As the Chancellor is aware, the Labour party welcomes the decision that sterling should join the exchange rate mechanism, not least because of the potential benefit that a more stable exchange rate could bring to the process of Britain's much-needed economic recovery. However, it will not of itself lead Britain out of the economic cul-de-sac of high and rising inflation, recession, increasing unemployment and serious balance of payments deficits to which the Government's policies have led.

I want to ask the Chancellor first about the celebrated Madrid conditions into which the Prime Minister entered in June 1989, and which she reported to the House formally on 29 June last year. At that time, the Prime Minister was in no doubt that the rate of inflation was too high for Britain to enter the exchange rate mechanism. In a reply to a question from my right hon. Friend the Leader of the Opposition, she said: On the exchange rate mechanism, our promise has been that we would go in when the time was right. I"— note, "I"— put conditions on that and made it much clearer that when those conditions were met we should be able to go in. One condition depends on us, which is that we get inflation well down". Earlier, she said:

we must first get our inflation down."—[Official Report, 29 June 1989; Vol. 155, c. 1111, 1110.] Every time that she has been asked since then, the Prime Minister has repeated the condition. In July 1989, inflation was to be "significantly lower". The Chancellor said on 26 March this year: we wish to see inflation fall before we enter the mechanism."—[Official Report, 26 March 1990; Vol. 170, c. 117.] Only two weeks ago, the Prime Minister was reported as saying in Switzerland:

The Madrid conditions won't be changed and they include getting inflation nearer the European average. The Prime Minister's role is crucial—she invented the Madrid conditions. They were not imposed on her by other members of the European Community. The present Chancellor was not in Madrid when these conditions were suggested by the Prime Minister, and neither was his predecessor, the former Chancellor. It was the Prime Minister herself, assisted by the then Foreign Secretary, who is now Leader of the House, and who accompanied her to the Madrid summit. Sadly, his views do not seem to coincide with those of the Prime Minister or of the present Chancellor.

But if the condition is clear—and it could hardly be made more clear—that inflation had to be reduced before we entered the exchange rate mechanism, it is equally clear that it has not been fulfilled. Headline inflation in June 1989 was 8·3 per cent. and is now 10·9 per cent. If we take inflation on the basis that the Chancellor likes to take it—by excluding completely mortgage rates and the poll tax, which is a favourable estimate from the Government's point of view—then, it was 5·8 per cent. and now, it is 7·9 per cent.

I ask the Chancellor to explain why there has been such a humiliating U-turn by the Prime Minister who was the inventor of the Madrid conditions and is now their arch-destroyer. Is it not simply because the Government, due to their appalling mismanagement of our economy, have been forced to concede that they could not achieve the inflation target which they had set for themselves?

Why does not the Chancellor admit this in his statement to the House, on television and elsewhere?
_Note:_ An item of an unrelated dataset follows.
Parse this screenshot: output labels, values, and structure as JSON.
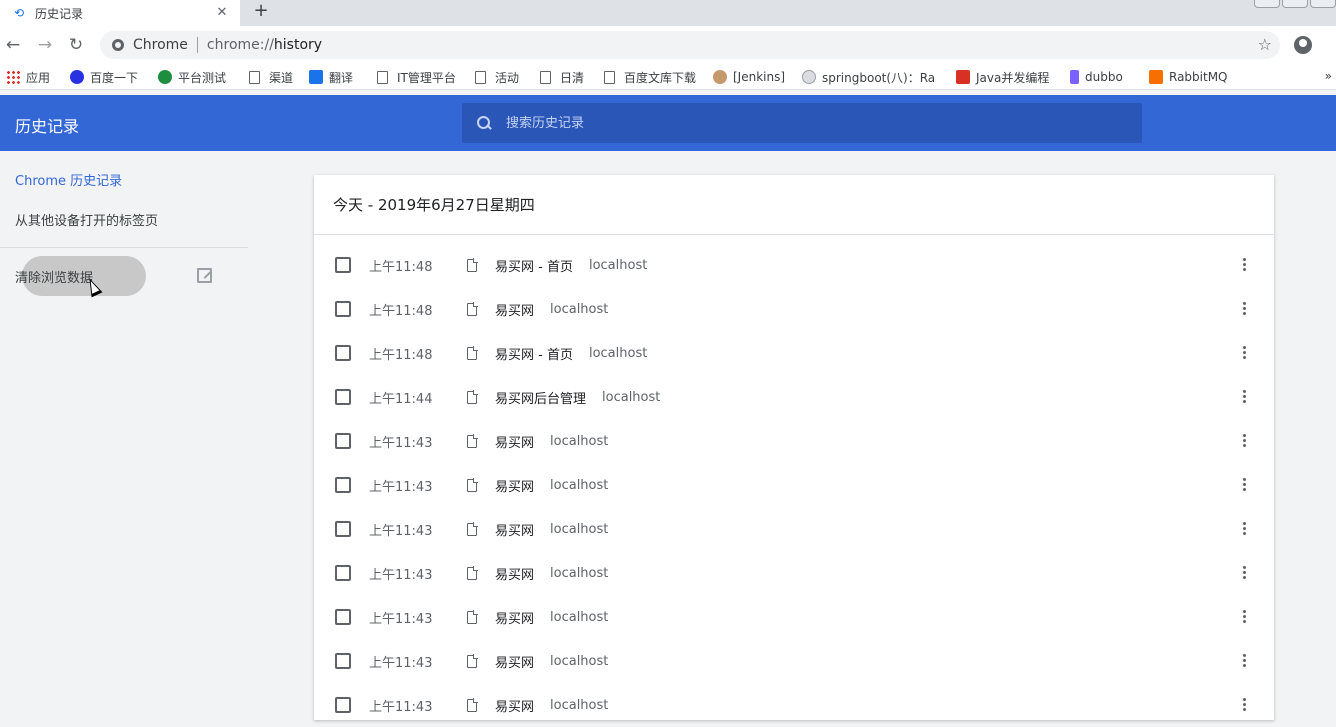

Why does not the Prime Minister—whose role is so crucial in this affair that she must take part in the debate which we hope to have in the House—admit it? If our parliamentary accountability is as important as she frequently claims in this context, why is she reluctant to take part in the debate? Is it not because she would find it impossible to justify the abandonment of a commitment that she made to the House on 29 June last year?

Would not the Chancellor have been wiser to admit that our economy is in dire trouble, rather than to pretend, as he did once again today, that all would soon be well and to claim, as he did on Channel 4 television on the day of his announcement, that at that time there was an ideal conjunction of events Ideal, when inflation was twice as high as that in the rest of the countries in the exchange rate mechanism? Ideal, when the economic consequences of the Gulf crisis are quite unknown? If these conditions were ideal, what were the Government waiting for during all the years when inflation was low and during all the years when there was no Gulf crisis?

Does the Chancellor not understand that nonsense like this not only fuels scepticism in the markets and elsewhere, but fosters downright incredulity about statements by Ministers? Is is not clear that the Government, baulked and cornered by their economic failure, have joined the exchange rate mechanism as a last resort?

Now that Britain has joined, will the Chancellor give us his estimate of the consequences for our economy? I hope that he will answer these questions directly. Given our serious balance of payments problems, is it his judgment that the rate at which we agreed to join is sustainable? What is his estimate of the effect on the balance of payments over the period ahead? Will the balance of payments deficit be progressively reduced? Is he satisfied that the arrangements through the central banks under the Basle-Nyborg agreements will be adequate to sustain the management of a currency as widely traded as sterling? Why did he not seek a strengthening of regional policy in the Community as one means of helping to bridge the gap between countries with more successful economies and countries, such as Britain, which are in difficulties?

Finally, I wish to ask the Chancellor—[Interruption.]